Numerous scientific research from around the world allowed for the discovery of a truly remarkable physiological system: the endocannabinoid system (Mechoulam & Hanus, 2004; Hanus, 2007; Pacher et al., 2006; Gerdeman & Schechter, 2010). It helps maintaining the mechanisms responsible for homeostasis¹ in the body (Backes et al., 2017). Not only is it active in the brain, but across the whole body, and all signs point toward a close relation with our general health and sense of well-being (Gerdeman & Schechter, 2010).
Cannabis affects the body because its bioactive compounds activate various molecular and genetically encoded receptors by binding with them. Cannabinoid receptors are in fact proteins expressed on certain cell membranes. These sensors are named cannabinoid receptors because of their ability to capture cannabinoid-shaped molecules (Gerdeman & Schechter, 2010). The wide variety of tissues and cells that contain these receptors are mainly responsible for the significant diversity of psychological and physiological effects resulting from the use of cannabinoids (Iverson & Snyder, 2000). The positioning of these receptors is a major determinant when observing and describing the effects of a cannabinoid.

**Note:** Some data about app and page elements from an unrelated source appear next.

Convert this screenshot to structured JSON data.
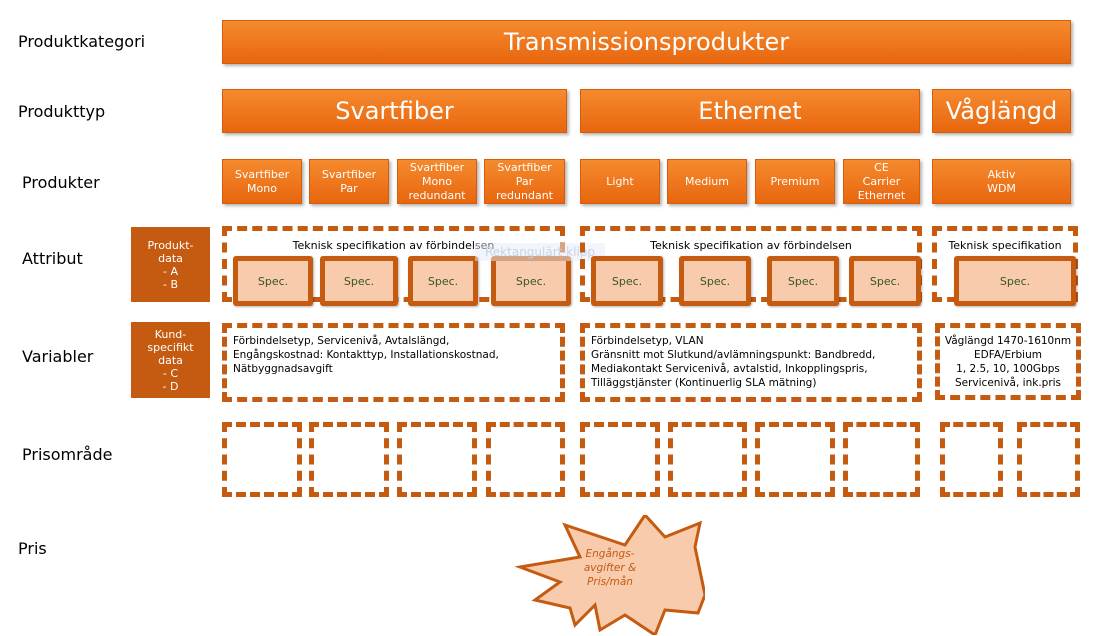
{
  "colors": {
    "orange": "#e8660e",
    "dark_orange": "#c55a11",
    "spec_fill": "#f8cbad",
    "spec_text": "#375623"
  },
  "row_labels": [
    "Produktkategori",
    "Produkttyp",
    "Produkter",
    "Attribut",
    "Variabler",
    "Prisområde",
    "Pris"
  ],
  "category": "Transmissionsprodukter",
  "types": [
    "Svartfiber",
    "Ethernet",
    "Våglängd"
  ],
  "products": [
    [
      "Svartfiber",
      "Mono"
    ],
    [
      "Svartfiber",
      "Par"
    ],
    [
      "Svartfiber",
      "Mono",
      "redundant"
    ],
    [
      "Svartfiber",
      "Par",
      "redundant"
    ],
    [
      "Light"
    ],
    [
      "Medium"
    ],
    [
      "Premium"
    ],
    [
      "CE",
      "Carrier",
      "Ethernet"
    ],
    [
      "Aktiv",
      "WDM"
    ]
  ],
  "side_boxes": [
    [
      "Produkt-",
      "data",
      "- A",
      "- B"
    ],
    [
      "Kund-",
      "specifikt",
      "data",
      "- C",
      "- D"
    ]
  ],
  "attributes": [
    {
      "title": "Teknisk specifikation av förbindelsen",
      "spec": "Spec."
    },
    {
      "title": "Teknisk specifikation av förbindelsen",
      "spec": "Spec."
    },
    {
      "title": "Teknisk specifikation",
      "spec": "Spec."
    }
  ],
  "tooltip": "Rektangulärt klipp",
  "variables": [
    [
      "Förbindelsetyp, Servicenivå, Avtalslängd,",
      "Engångskostnad: Kontakttyp, Installationskostnad,",
      "Nätbyggnadsavgift"
    ],
    [
      "Förbindelsetyp, VLAN",
      "Gränsnitt mot Slutkund/avlämningspunkt: Bandbredd,",
      "Mediakontakt Servicenivå, avtalstid, Inkopplingspris,",
      "Tilläggstjänster (Kontinuerlig SLA mätning)"
    ],
    [
      "Våglängd 1470-1610nm",
      "EDFA/Erbium",
      "1, 2.5, 10, 100Gbps",
      "Servicenivå, ink.pris"
    ]
  ],
  "price": [
    "Engångs-",
    "avgifter &",
    "Pris/mån"
  ]
}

The brain and many nervous system tissues boast a very high concentration of receptors called CB1. A second receptor named CB2 has been identified primarily on cell membranes of the immune system, but also on bones and muscles (Gerdeman & Schechter, 2010). These facts lead us to believe that most mental and perceptual effects of cannabis can be attributed to the CB1 receptors (Gerdeman & Schechter, 2010). CB2 receptors, on the other hand, would be responsible for the anti-inflammatory and pain-relieving properties of some cannabinoids as well as the caryophyllene terpene (Gertsch et al. 2008). In sum, it is worth mentioning that we still have many years to go before studies reveal the full potential of these molecules and their various facets.